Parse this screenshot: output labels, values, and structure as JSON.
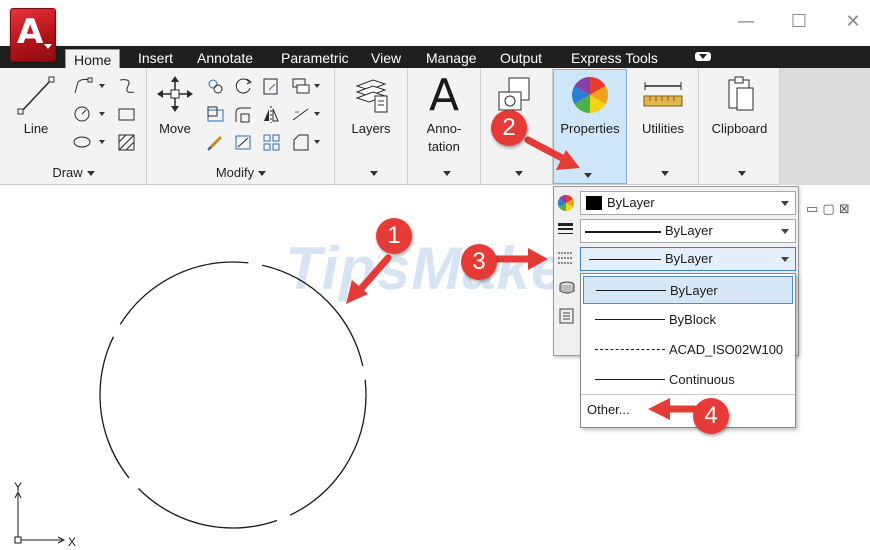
{
  "window": {
    "minimize_label": "—",
    "maximize_label": "☐",
    "close_label": "✕"
  },
  "app_logo": {
    "letter": "A"
  },
  "tabs": [
    {
      "label": "Home",
      "active": true
    },
    {
      "label": "Insert"
    },
    {
      "label": "Annotate"
    },
    {
      "label": "Parametric"
    },
    {
      "label": "View"
    },
    {
      "label": "Manage"
    },
    {
      "label": "Output"
    },
    {
      "label": "Express Tools"
    }
  ],
  "ribbon": {
    "line_label": "Line",
    "move_label": "Move",
    "layers_label": "Layers",
    "annotation_label": "Anno-\ntation",
    "properties_label": "Properties",
    "utilities_label": "Utilities",
    "clipboard_label": "Clipboard",
    "annotation_letter": "A",
    "panels": {
      "draw": "Draw",
      "modify": "Modify"
    }
  },
  "properties_panel": {
    "color_value": "ByLayer",
    "lineweight_value": "ByLayer",
    "linetype_value": "ByLayer"
  },
  "linetype_list": {
    "items": [
      {
        "label": "ByLayer",
        "selected": true,
        "style": "solid"
      },
      {
        "label": "ByBlock",
        "style": "solid"
      },
      {
        "label": "ACAD_ISO02W100",
        "style": "dashed"
      },
      {
        "label": "Continuous",
        "style": "solid"
      }
    ],
    "other_label": "Other..."
  },
  "callouts": [
    "1",
    "2",
    "3",
    "4"
  ],
  "canvas": {
    "watermark": "TipsMake",
    "ucs_y": "Y",
    "ucs_x": "X",
    "viewport_controls": "▭ ▢ ⊠"
  },
  "colors": {
    "callout_red": "#e53a36",
    "tab_bar": "#1f1f1f",
    "highlight_blue": "#cfe6f8",
    "logo_red": "#c8161d"
  }
}
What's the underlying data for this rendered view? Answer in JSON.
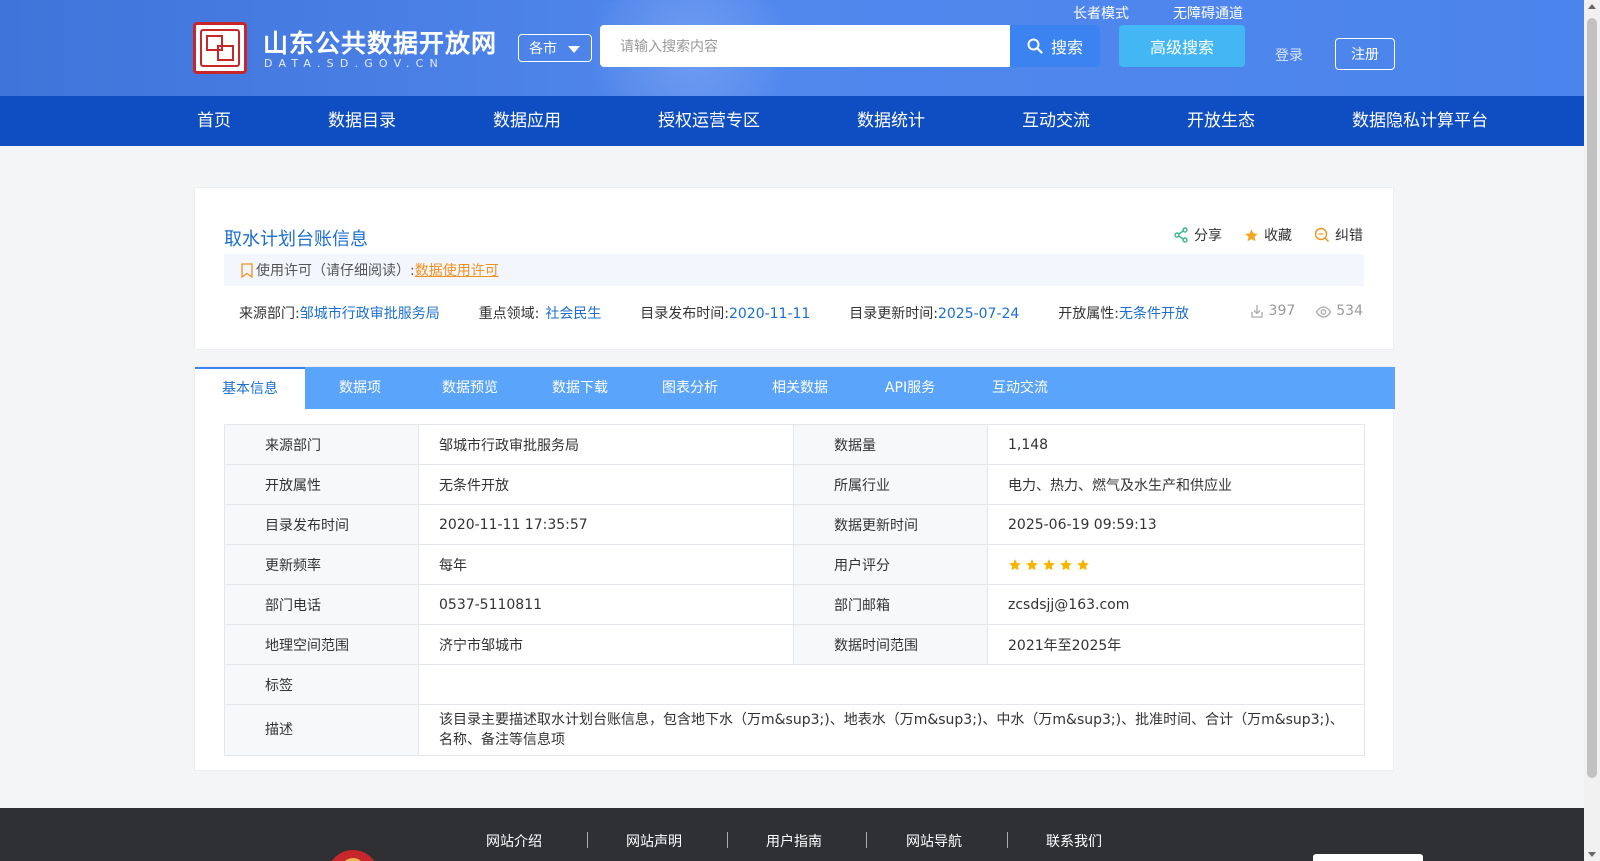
{
  "header": {
    "site_title": "山东公共数据开放网",
    "site_domain": "DATA.SD.GOV.CN",
    "city_select": "各市",
    "search_placeholder": "请输入搜索内容",
    "search_button": "搜索",
    "advanced_search": "高级搜索",
    "elder_mode": "长者模式",
    "barrier_free": "无障碍通道",
    "login": "登录",
    "register": "注册"
  },
  "nav": {
    "items": [
      "首页",
      "数据目录",
      "数据应用",
      "授权运营专区",
      "数据统计",
      "互动交流",
      "开放生态",
      "数据隐私计算平台"
    ]
  },
  "dataset": {
    "title": "取水计划台账信息",
    "actions": {
      "share": "分享",
      "favorite": "收藏",
      "report_error": "纠错"
    },
    "license_prefix": "使用许可（请仔细阅读）:",
    "license_link": "数据使用许可",
    "meta": {
      "source_label": "来源部门:",
      "source_value": "邹城市行政审批服务局",
      "domain_label": "重点领域:",
      "domain_value": "社会民生",
      "publish_label": "目录发布时间:",
      "publish_value": "2020-11-11",
      "update_label": "目录更新时间:",
      "update_value": "2025-07-24",
      "open_label": "开放属性:",
      "open_value": "无条件开放"
    },
    "downloads": "397",
    "views": "534"
  },
  "tabs": [
    "基本信息",
    "数据项",
    "数据预览",
    "数据下载",
    "图表分析",
    "相关数据",
    "API服务",
    "互动交流"
  ],
  "info_table": {
    "rows": [
      {
        "k1": "来源部门",
        "v1": "邹城市行政审批服务局",
        "k2": "数据量",
        "v2": "1,148"
      },
      {
        "k1": "开放属性",
        "v1": "无条件开放",
        "k2": "所属行业",
        "v2": "电力、热力、燃气及水生产和供应业"
      },
      {
        "k1": "目录发布时间",
        "v1": "2020-11-11 17:35:57",
        "k2": "数据更新时间",
        "v2": "2025-06-19 09:59:13"
      },
      {
        "k1": "更新频率",
        "v1": "每年",
        "k2": "用户评分",
        "v2": ""
      },
      {
        "k1": "部门电话",
        "v1": "0537-5110811",
        "k2": "部门邮箱",
        "v2": "zcsdsjj@163.com"
      },
      {
        "k1": "地理空间范围",
        "v1": "济宁市邹城市",
        "k2": "数据时间范围",
        "v2": "2021年至2025年"
      }
    ],
    "tags_label": "标签",
    "tags_value": "",
    "desc_label": "描述",
    "desc_value": "该目录主要描述取水计划台账信息，包含地下水（万m&sup3;)、地表水（万m&sup3;)、中水（万m&sup3;)、批准时间、合计（万m&sup3;)、名称、备注等信息项",
    "rating_stars": 5
  },
  "footer": {
    "links": [
      "网站介绍",
      "网站声明",
      "用户指南",
      "网站导航",
      "联系我们"
    ]
  },
  "colors": {
    "header_blue": "#4b84ec",
    "nav_blue": "#0f4dc2",
    "link_blue": "#1c6fd1",
    "tab_blue": "#5ba4fb",
    "license_orange": "#f0921f",
    "star_gold": "#f7b500"
  },
  "icons": {
    "search": "search-icon",
    "share": "share-icon",
    "favorite": "star-icon",
    "report": "error-report-icon",
    "license": "bookmark-icon",
    "downloads": "download-icon",
    "views": "eye-icon"
  }
}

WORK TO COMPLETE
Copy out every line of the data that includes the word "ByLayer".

RESPONSE BELOW
    "color_value": "ByLayer",
    "lineweight_value": "ByLayer",
    "linetype_value": "ByLayer"
        "label": "ByLayer",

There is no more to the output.